LIMERICK’S most famous brothers have made the Forbes billionaires list for the first time.
The Collison brothers from Castletroy and now based in California have seen their wealth reach into a whole new stratosphere, with younger brother John, 26, becoming the world’s youngest self-made billionaire.
The Irish duo, which rank in joint 1,795th place, each have an estimated fortune of $1.1 billion as their online payments firm Stripe had a $9.2 billion valuation last year.
There are now eight Irish billionaires on the prestigious Forbes list.
Who are they? The two eldest, technological whizz-kids sons of Lily and Dennis Collison. Patrick was born in 1988, and brother John was born in 1990. The youngest brother Tommy is a journalism student in New York
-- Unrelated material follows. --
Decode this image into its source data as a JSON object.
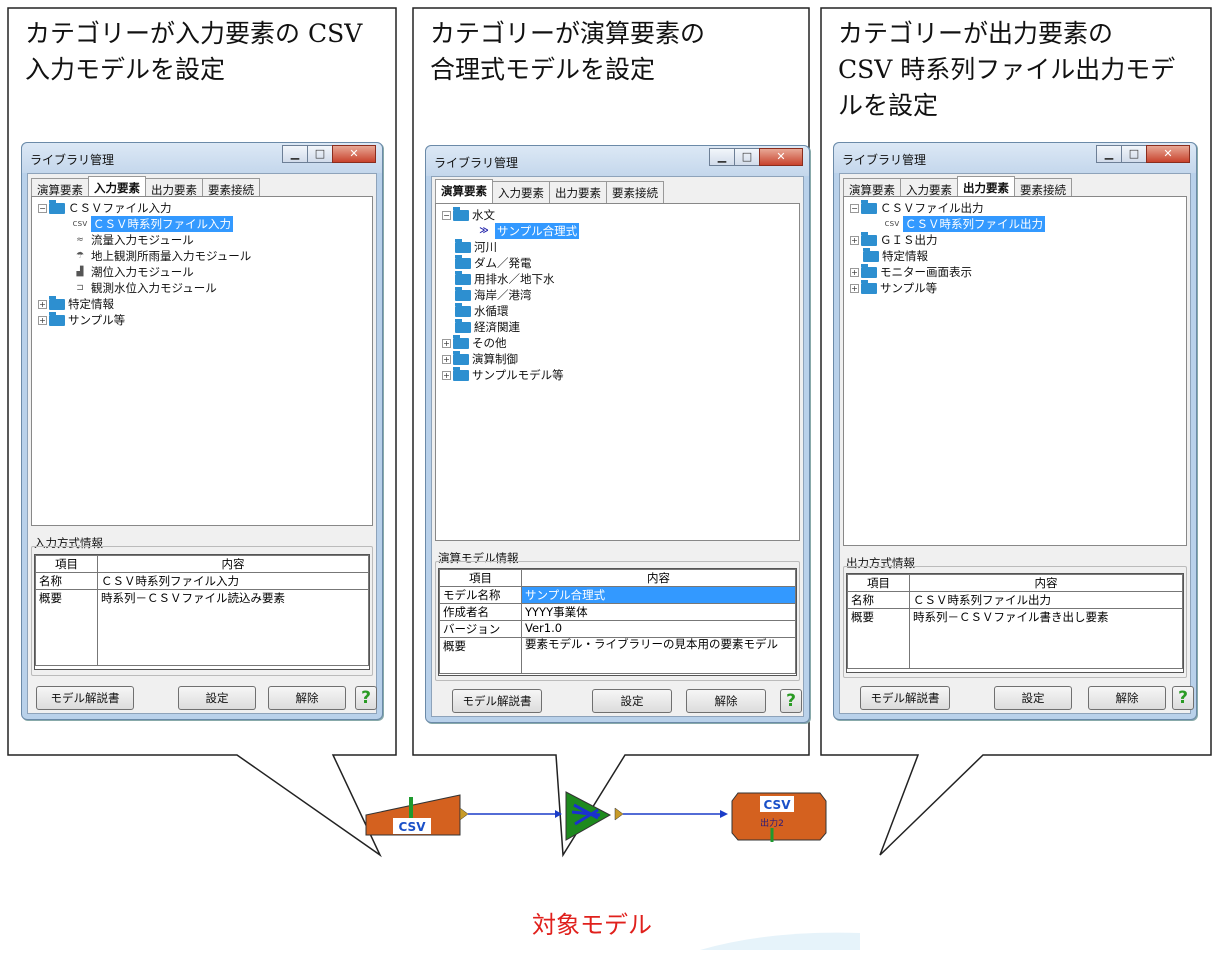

Why are they in the news again? They've just been made the Forbes billionaires list for the first time, while John has the added prestige of being the world’s youngest self-made billionaire
How did they get so rich? Here's how...
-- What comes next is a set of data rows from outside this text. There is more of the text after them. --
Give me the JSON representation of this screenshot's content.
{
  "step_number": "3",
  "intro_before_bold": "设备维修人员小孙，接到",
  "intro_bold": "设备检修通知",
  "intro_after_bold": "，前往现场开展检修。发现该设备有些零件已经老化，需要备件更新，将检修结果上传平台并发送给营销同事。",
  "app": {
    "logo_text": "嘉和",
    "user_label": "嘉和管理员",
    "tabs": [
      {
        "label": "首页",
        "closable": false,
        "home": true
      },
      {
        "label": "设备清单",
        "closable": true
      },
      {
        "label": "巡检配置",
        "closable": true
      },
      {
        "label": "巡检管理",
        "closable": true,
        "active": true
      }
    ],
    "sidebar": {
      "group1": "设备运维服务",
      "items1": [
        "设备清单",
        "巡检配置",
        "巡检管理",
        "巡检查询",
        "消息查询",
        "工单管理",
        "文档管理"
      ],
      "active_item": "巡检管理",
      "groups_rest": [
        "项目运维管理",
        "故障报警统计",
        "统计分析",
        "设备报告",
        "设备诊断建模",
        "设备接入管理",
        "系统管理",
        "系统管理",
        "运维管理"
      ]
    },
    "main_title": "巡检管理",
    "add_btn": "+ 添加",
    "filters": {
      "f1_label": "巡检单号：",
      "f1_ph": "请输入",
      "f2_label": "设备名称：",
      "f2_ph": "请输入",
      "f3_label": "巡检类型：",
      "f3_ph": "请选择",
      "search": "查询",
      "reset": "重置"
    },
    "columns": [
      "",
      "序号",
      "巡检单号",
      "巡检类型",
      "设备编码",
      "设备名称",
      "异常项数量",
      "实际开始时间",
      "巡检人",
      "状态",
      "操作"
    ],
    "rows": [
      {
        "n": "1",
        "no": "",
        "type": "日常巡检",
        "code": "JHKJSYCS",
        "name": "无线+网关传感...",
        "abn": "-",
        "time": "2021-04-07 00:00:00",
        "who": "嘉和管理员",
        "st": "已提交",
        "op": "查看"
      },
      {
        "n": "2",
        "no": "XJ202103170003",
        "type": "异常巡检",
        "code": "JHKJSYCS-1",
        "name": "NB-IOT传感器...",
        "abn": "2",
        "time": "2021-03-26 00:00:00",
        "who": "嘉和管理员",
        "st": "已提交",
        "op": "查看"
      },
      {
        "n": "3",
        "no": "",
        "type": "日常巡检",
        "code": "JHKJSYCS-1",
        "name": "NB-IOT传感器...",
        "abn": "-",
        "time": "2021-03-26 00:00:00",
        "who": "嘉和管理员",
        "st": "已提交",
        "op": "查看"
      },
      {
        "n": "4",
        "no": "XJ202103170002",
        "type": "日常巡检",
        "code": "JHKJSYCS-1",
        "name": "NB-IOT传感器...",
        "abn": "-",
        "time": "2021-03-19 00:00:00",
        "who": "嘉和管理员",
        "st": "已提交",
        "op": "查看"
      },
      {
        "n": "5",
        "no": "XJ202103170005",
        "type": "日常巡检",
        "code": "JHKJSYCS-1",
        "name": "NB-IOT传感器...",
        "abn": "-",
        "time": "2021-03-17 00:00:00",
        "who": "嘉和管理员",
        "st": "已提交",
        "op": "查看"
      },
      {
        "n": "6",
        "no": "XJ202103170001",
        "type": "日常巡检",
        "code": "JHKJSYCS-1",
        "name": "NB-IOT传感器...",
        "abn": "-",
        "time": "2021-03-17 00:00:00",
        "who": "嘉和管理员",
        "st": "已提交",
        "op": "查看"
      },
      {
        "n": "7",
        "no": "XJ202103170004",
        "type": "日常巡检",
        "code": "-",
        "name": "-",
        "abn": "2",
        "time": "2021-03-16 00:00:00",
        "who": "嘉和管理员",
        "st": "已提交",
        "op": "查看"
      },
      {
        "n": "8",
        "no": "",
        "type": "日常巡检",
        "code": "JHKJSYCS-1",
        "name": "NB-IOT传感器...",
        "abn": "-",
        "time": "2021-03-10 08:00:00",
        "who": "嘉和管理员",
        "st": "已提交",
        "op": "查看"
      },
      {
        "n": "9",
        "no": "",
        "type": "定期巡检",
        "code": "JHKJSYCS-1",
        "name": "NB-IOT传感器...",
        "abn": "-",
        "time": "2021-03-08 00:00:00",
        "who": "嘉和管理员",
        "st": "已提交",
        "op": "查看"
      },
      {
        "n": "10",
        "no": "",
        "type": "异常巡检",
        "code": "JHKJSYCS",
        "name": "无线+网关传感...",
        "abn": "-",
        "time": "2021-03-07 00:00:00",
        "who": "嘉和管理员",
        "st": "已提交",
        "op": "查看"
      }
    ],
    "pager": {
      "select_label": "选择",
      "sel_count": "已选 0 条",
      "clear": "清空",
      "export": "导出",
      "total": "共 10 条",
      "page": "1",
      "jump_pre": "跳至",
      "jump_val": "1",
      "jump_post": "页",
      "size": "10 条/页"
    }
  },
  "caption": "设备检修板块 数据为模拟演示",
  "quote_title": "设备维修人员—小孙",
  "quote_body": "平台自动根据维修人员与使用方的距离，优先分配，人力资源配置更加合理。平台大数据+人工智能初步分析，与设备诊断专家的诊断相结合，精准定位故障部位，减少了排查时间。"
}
1997-2003 - John Collison attended the Centre for Talented Youth at DCU, where he studied laboratory medicine, maths and journalism from the age of seven
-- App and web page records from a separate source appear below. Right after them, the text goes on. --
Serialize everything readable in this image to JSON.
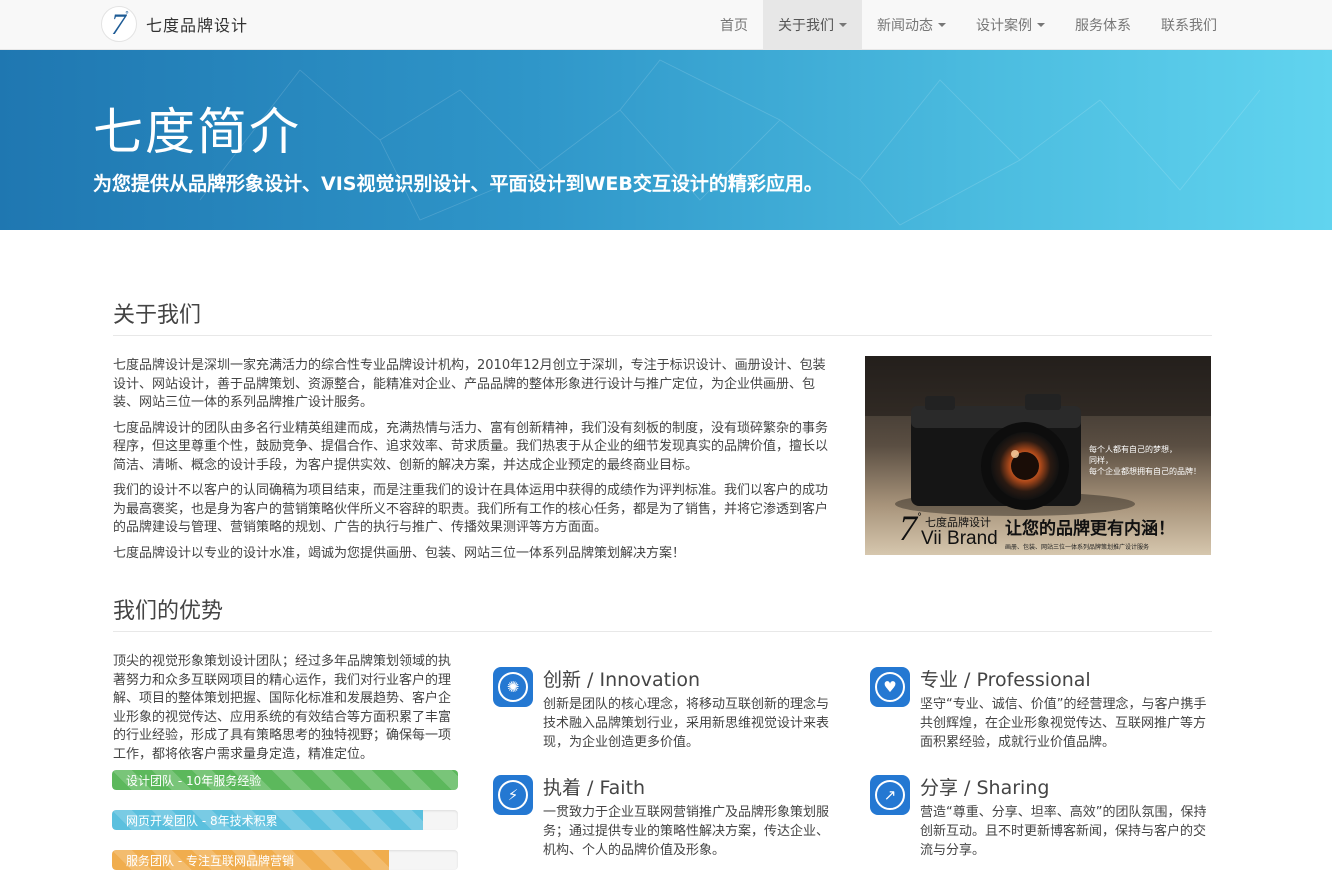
{
  "brand": {
    "logo_text": "7",
    "logo_deg": "°",
    "name": "七度品牌设计"
  },
  "nav": [
    {
      "label": "首页",
      "dropdown": false,
      "active": false
    },
    {
      "label": "关于我们",
      "dropdown": true,
      "active": true
    },
    {
      "label": "新闻动态",
      "dropdown": true,
      "active": false
    },
    {
      "label": "设计案例",
      "dropdown": true,
      "active": false
    },
    {
      "label": "服务体系",
      "dropdown": false,
      "active": false
    },
    {
      "label": "联系我们",
      "dropdown": false,
      "active": false
    }
  ],
  "hero": {
    "title": "七度简介",
    "subtitle": "为您提供从品牌形象设计、VIS视觉识别设计、平面设计到WEB交互设计的精彩应用。"
  },
  "about": {
    "heading": "关于我们",
    "paragraphs": [
      "七度品牌设计是深圳一家充满活力的综合性专业品牌设计机构，2010年12月创立于深圳，专注于标识设计、画册设计、包装设计、网站设计，善于品牌策划、资源整合，能精准对企业、产品品牌的整体形象进行设计与推广定位，为企业供画册、包装、网站三位一体的系列品牌推广设计服务。",
      "七度品牌设计的团队由多名行业精英组建而成，充满热情与活力、富有创新精神，我们没有刻板的制度，没有琐碎繁杂的事务程序，但这里尊重个性，鼓励竞争、提倡合作、追求效率、苛求质量。我们热衷于从企业的细节发现真实的品牌价值，擅长以简洁、清晰、概念的设计手段，为客户提供实效、创新的解决方案，并达成企业预定的最终商业目标。",
      "我们的设计不以客户的认同确稿为项目结束，而是注重我们的设计在具体运用中获得的成绩作为评判标准。我们以客户的成功为最高褒奖，也是身为客户的营销策略伙伴所义不容辞的职责。我们所有工作的核心任务，都是为了销售，并将它渗透到客户的品牌建设与管理、营销策略的规划、广告的执行与推广、传播效果测评等方方面面。",
      "七度品牌设计以专业的设计水准，竭诚为您提供画册、包装、网站三位一体系列品牌策划解决方案！"
    ],
    "image": {
      "slogan_small": "每个人都有自己的梦想，\n同样，\n每个企业都想拥有自己的品牌！",
      "logo_7": "7",
      "logo_deg": "°",
      "brand_cn": "七度品牌设计",
      "brand_en": "Vii Brand",
      "slogan_big": "让您的品牌更有内涵！",
      "footer": "画册、包装、网站三位一体系列品牌策划推广设计服务"
    }
  },
  "advantages": {
    "heading": "我们的优势",
    "intro": "顶尖的视觉形象策划设计团队；经过多年品牌策划领域的执著努力和众多互联网项目的精心运作，我们对行业客户的理解、项目的整体策划把握、国际化标准和发展趋势、客户企业形象的视觉传达、应用系统的有效结合等方面积累了丰富的行业经验，形成了具有策略思考的独特视野；确保每一项工作，都将依客户需求量身定造，精准定位。",
    "bars": [
      {
        "label": "设计团队 - 10年服务经验",
        "percent": 100,
        "color": "#5cb85c"
      },
      {
        "label": "网页开发团队 - 8年技术积累",
        "percent": 90,
        "color": "#5bc0de"
      },
      {
        "label": "服务团队 - 专注互联网品牌营销",
        "percent": 80,
        "color": "#f0ad4e"
      }
    ],
    "features": [
      {
        "title": "创新 / Innovation",
        "icon": "lightbulb-icon",
        "glyph": "✺",
        "desc": "创新是团队的核心理念，将移动互联创新的理念与技术融入品牌策划行业，采用新思维视觉设计来表现，为企业创造更多价值。"
      },
      {
        "title": "专业 / Professional",
        "icon": "tulip-icon",
        "glyph": "♥",
        "desc": "坚守“专业、诚信、价值”的经营理念，与客户携手共创辉煌，在企业形象视觉传达、互联网推广等方面积累经验，成就行业价值品牌。"
      },
      {
        "title": "执着 / Faith",
        "icon": "lightning-icon",
        "glyph": "⚡",
        "desc": "一贯致力于企业互联网营销推广及品牌形象策划服务；通过提供专业的策略性解决方案，传达企业、机构、个人的品牌价值及形象。"
      },
      {
        "title": "分享 / Sharing",
        "icon": "share-icon",
        "glyph": "↗",
        "desc": "营造“尊重、分享、坦率、高效”的团队氛围，保持创新互动。且不时更新博客新闻，保持与客户的交流与分享。"
      }
    ]
  }
}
1998 - Brother Patrick begins learning computer programming, taking his first course at the University of Limerick at the age of 10
2004 - Patrick is a runner-up in the 40th Young Scientist and Technology Exhibition for his project on artificial intelligence, nicknamed 'Isaac' after Isaac Newton
2005 - Patrick won the 41st Young Scientist and Technology Exhibition in 2005 at the age of 16, for his project based on programming language
2007 - The brothers founded Shuppa, which later became Auctomatic, a software company that built tools for the eBay platform
2008 - Auctomatic was acquired for $5 million by the Canadian company Live Current Media, making them overnight millionaires at the age of 17 and 19
2009 - John finished secondary school at Castletroy College, receiving 8 A1s and 2 A2s grades in his Leaving Certificate
2009 - John commenced his studies at Harvard University. He was accepted to five US universities, including Stanford and MIT. He was one of only three Irish students to be accepted to Harvard that year. Patrick attended MIT and both dropped out of college when they got the technological itch
2010 - Stripe, their online payments firm was founded. It now supports credit card payments in more than 130 different currencies. Valued at $9 billion (€8.48bn), it employs more than 600 people globally, and operates in 25 countries
2012 - The brothers had a combined wealth of €8 million, according to The Sunday Times' Rich List
2014 – The brothers say they have no plans to sell their billion-dollar business, a mantra they continue to repeat. “We’ve no interest in selling the company. John and I are very lucky to work with the people we do on building something for the long term, and we wouldn’t like to change that,” said Patrick.
2016 - They became the world's youngest self-made billionaires, worth at least $1.1 billion, after an investment in Stripe from CapitalG and General Catalyst Partners valued the company at $9.2 billion
2017 - The duo helped to drive a $220,000 fundraising campaign to fight US President Donald Trump's anti-immigration policies. Stripe described Trump's actions as "morally wrong, economically damaging, and harmful to America's global stature. Immigrants are a vital part of the American economy, way of life, and place in the world.”
2017 - The Sunday Times' Rich List estimated their combined wealth to be in the region of €2.4 billion, the fourth richest in Ireland, and even ahead of JP McManus, who has an estimated wealth of €1.079 billion
2017 - The brothers entered the Forbes billionaires list for the first time, while John has the added prestige of also being the world’s youngest self-made billionaire
What they say: "We are both single. Our dating lives are about as interesting as our downtime. There's not a whole lot happening. We're pretty frickin' boring," said Patrick.
What others say: “Learning is food to John. He was never a swot, he just doesn’t see any boundaries between school and life – it’s all learning and it’s all good," said a relative.